Dixerat: et vultu, si plura requirere vellem,
difficilem mihi se non fore pactus erat.
sumpsi animum, gratesque deo non territus egi,
verbaque sum spectans plura locutus humum:
“dic, age, frigoribus quare novus incipit annus,
qui melius per ver incipiendus erat?
omnia tunc florent, tunc est nova temporis aetas,
et nova de gravido palmite gemma tumet,
et modo formatis operitur frondibus arbor,
prodit et in summum seminis herba solum,
et tepidum volucres concentibus aera mulcent,
ludit et in pratis luxuriatque pecus.
tum blandi soles, ignotaque prodit hirundo
et luteum celsa sub trabe figit opus:
tum patitur cultus ager et renovatur aratro.
haec anni novitas iure vocanda fuit.”
quaesieram multis; non multis ille moratus
contulit in versus sic sua verba duos:
“bruma novi prima est veterisque novissima solis:
principium capiunt Phoebus et annus idem.”
(Ovid, Fast. 1.145-164)
Thus spake the god*, and by a look promised that, were I fain to ask him more, he would not grudge reply. I plucked up courage, thanked the god composedly, and with eyes turned to the ground I spoke in few: “Come, say, why doth the new year begin in the cold season? Better had it begun in spring. Then all things flower, then time renews his age, and new from out the teeming vine-shoot swells the bud; in fresh-formed leaves the tree is draped, and from earth’s surface sprouts the blade of corn. Birds with their warblings winnow the warm air; the cattle frisk and wanton in the meads. Then suns are sweet, forth comes the stranger swallow and builds her clayey structure under the lofty beam. Then the field submits to tillage and is renewed by the plough. That is the season which rightly should have been called New Year.” Thus questioned I at length; he answered prompt and tersely, throwing his words into twain verses, thus: “Midwinter is the beginning of the new sun and the end of the old one. Phoebus and the year take their start from the same point.”
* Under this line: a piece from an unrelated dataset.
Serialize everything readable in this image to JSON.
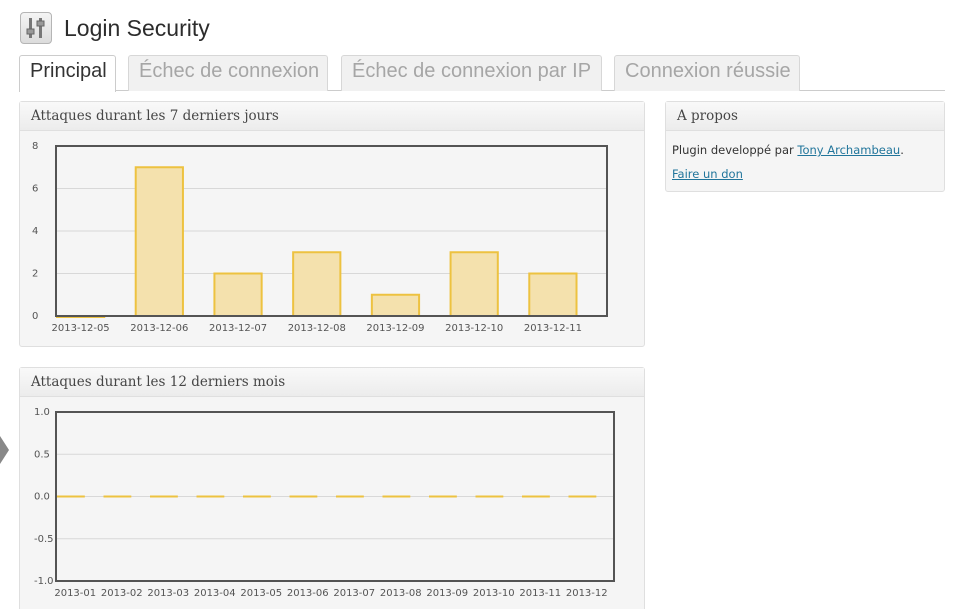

(tr. James George Frazer, revised by George Patrick Goold)